Exercise description:
Take every line from the entries below that includes the word "PEGs" and copy it.

Available records:
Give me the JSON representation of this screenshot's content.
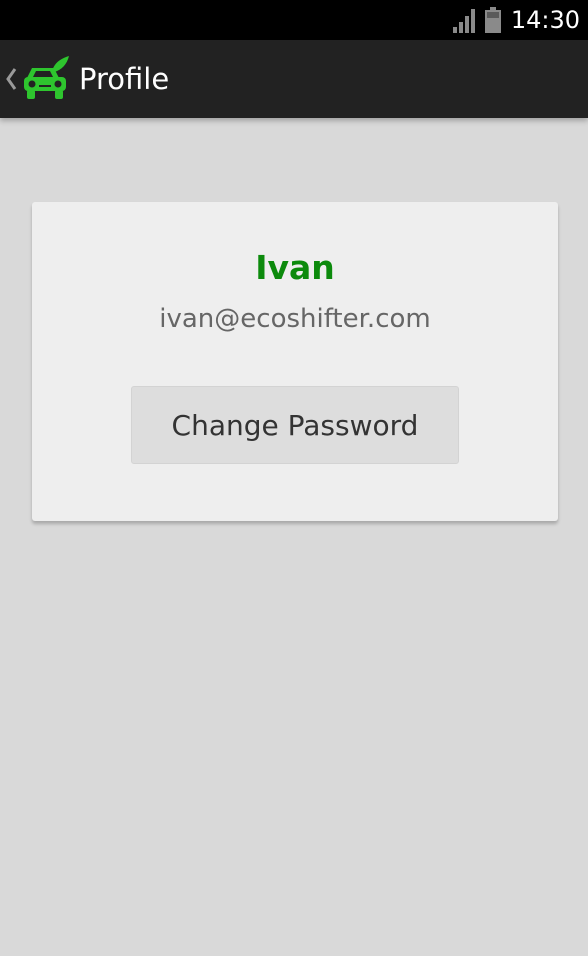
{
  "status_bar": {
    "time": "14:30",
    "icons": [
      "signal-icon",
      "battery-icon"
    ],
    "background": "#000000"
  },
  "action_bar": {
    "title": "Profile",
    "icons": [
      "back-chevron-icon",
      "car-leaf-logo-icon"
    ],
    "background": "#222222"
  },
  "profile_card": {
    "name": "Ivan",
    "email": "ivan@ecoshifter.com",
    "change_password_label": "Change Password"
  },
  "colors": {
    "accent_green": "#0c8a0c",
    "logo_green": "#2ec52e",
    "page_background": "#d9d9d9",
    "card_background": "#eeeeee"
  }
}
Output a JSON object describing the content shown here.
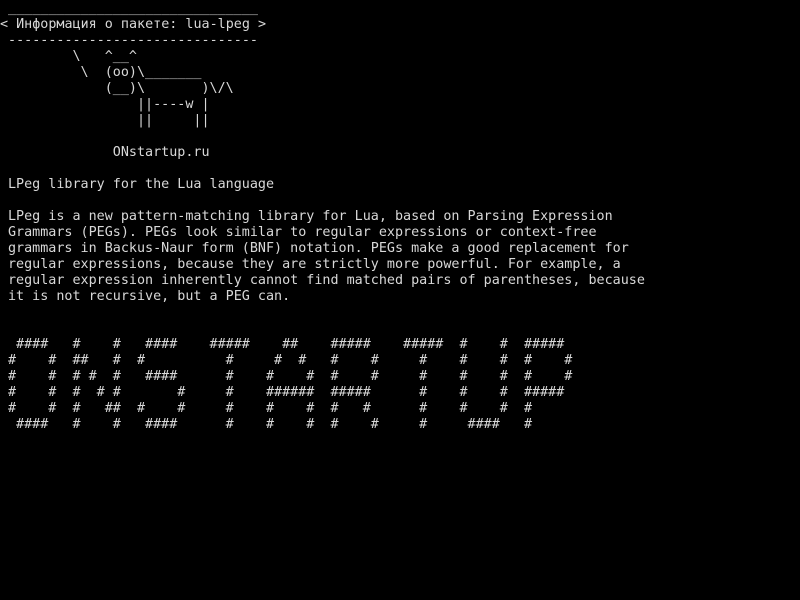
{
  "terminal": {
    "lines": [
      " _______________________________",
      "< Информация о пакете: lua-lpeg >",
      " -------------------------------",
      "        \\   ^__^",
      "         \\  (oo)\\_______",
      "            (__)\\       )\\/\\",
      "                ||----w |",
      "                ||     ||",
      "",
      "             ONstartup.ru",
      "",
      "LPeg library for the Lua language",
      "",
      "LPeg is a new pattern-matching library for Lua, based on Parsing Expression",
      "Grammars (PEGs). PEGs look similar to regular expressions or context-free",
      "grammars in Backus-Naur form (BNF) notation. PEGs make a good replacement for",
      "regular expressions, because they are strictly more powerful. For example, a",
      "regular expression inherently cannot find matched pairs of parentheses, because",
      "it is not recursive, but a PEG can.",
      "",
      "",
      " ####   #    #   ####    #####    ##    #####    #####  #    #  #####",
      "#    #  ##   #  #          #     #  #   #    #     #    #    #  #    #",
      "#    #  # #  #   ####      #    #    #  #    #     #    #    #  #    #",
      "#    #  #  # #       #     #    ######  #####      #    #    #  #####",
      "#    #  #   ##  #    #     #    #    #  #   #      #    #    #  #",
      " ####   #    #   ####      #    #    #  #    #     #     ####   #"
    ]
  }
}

Response to the task:
      "Grammars (PEGs). PEGs look similar to regular expressions or context-free",
      "grammars in Backus-Naur form (BNF) notation. PEGs make a good replacement for",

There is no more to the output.